THE TASK — Retype all of the data. Every line must match exactly.

SUPPLIED DATA —
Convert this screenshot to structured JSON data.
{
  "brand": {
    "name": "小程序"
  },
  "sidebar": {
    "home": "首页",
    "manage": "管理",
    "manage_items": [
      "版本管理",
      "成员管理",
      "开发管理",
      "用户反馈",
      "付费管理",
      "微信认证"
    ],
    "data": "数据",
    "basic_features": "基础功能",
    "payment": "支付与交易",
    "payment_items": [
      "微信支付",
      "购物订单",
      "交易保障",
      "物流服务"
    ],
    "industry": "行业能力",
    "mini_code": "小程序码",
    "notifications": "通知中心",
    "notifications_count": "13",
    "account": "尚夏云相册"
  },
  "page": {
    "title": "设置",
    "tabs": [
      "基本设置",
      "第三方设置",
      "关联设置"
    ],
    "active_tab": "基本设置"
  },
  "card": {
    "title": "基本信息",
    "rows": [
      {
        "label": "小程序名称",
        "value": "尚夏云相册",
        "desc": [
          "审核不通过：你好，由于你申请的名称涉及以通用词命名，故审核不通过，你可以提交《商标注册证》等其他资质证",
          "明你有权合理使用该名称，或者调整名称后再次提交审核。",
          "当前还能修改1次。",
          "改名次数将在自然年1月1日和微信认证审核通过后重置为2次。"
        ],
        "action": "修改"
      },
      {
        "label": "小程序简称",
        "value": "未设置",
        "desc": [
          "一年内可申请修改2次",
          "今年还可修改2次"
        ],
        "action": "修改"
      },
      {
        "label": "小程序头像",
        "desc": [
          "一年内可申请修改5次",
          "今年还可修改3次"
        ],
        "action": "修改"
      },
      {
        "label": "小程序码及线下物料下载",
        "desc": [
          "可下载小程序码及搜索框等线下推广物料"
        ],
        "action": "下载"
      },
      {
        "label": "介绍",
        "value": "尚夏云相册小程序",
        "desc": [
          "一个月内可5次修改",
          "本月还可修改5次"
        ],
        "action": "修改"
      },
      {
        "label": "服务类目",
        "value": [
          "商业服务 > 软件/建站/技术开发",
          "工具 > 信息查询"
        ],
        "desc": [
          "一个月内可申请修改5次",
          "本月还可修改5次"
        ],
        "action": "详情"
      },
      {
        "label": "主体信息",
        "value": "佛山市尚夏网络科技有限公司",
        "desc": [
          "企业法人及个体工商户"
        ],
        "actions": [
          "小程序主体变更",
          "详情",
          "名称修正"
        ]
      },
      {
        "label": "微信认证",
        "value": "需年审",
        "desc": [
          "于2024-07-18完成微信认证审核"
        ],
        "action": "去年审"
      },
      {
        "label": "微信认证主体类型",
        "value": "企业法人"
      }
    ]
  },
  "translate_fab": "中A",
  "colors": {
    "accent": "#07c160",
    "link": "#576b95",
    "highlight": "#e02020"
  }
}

RESULT FOR THIS TASK —
Convert this screenshot to structured JSON data.
{
  "brand": {
    "name": "小程序"
  },
  "sidebar": {
    "home": "首页",
    "manage": "管理",
    "manage_items": [
      "版本管理",
      "成员管理",
      "开发管理",
      "用户反馈",
      "付费管理",
      "微信认证"
    ],
    "data": "数据",
    "basic_features": "基础功能",
    "payment": "支付与交易",
    "payment_items": [
      "微信支付",
      "购物订单",
      "交易保障",
      "物流服务"
    ],
    "industry": "行业能力",
    "mini_code": "小程序码",
    "notifications": "通知中心",
    "notifications_count": "13",
    "account": "尚夏云相册"
  },
  "page": {
    "title": "设置",
    "tabs": [
      "基本设置",
      "第三方设置",
      "关联设置"
    ],
    "active_tab": "基本设置"
  },
  "card": {
    "title": "基本信息",
    "rows": [
      {
        "label": "小程序名称",
        "value": "尚夏云相册",
        "desc": [
          "审核不通过：你好，由于你申请的名称涉及以通用词命名，故审核不通过，你可以提交《商标注册证》等其他资质证",
          "明你有权合理使用该名称，或者调整名称后再次提交审核。",
          "当前还能修改1次。",
          "改名次数将在自然年1月1日和微信认证审核通过后重置为2次。"
        ],
        "action": "修改"
      },
      {
        "label": "小程序简称",
        "value": "未设置",
        "desc": [
          "一年内可申请修改2次",
          "今年还可修改2次"
        ],
        "action": "修改"
      },
      {
        "label": "小程序头像",
        "desc": [
          "一年内可申请修改5次",
          "今年还可修改3次"
        ],
        "action": "修改"
      },
      {
        "label": "小程序码及线下物料下载",
        "desc": [
          "可下载小程序码及搜索框等线下推广物料"
        ],
        "action": "下载"
      },
      {
        "label": "介绍",
        "value": "尚夏云相册小程序",
        "desc": [
          "一个月内可5次修改",
          "本月还可修改5次"
        ],
        "action": "修改"
      },
      {
        "label": "服务类目",
        "value": [
          "商业服务 > 软件/建站/技术开发",
          "工具 > 信息查询"
        ],
        "desc": [
          "一个月内可申请修改5次",
          "本月还可修改5次"
        ],
        "action": "详情"
      },
      {
        "label": "主体信息",
        "value": "佛山市尚夏网络科技有限公司",
        "desc": [
          "企业法人及个体工商户"
        ],
        "actions": [
          "小程序主体变更",
          "详情",
          "名称修正"
        ]
      },
      {
        "label": "微信认证",
        "value": "需年审",
        "desc": [
          "于2024-07-18完成微信认证审核"
        ],
        "action": "去年审"
      },
      {
        "label": "微信认证主体类型",
        "value": "企业法人"
      }
    ]
  },
  "translate_fab": "中A",
  "colors": {
    "accent": "#07c160",
    "link": "#576b95",
    "highlight": "#e02020"
  }
}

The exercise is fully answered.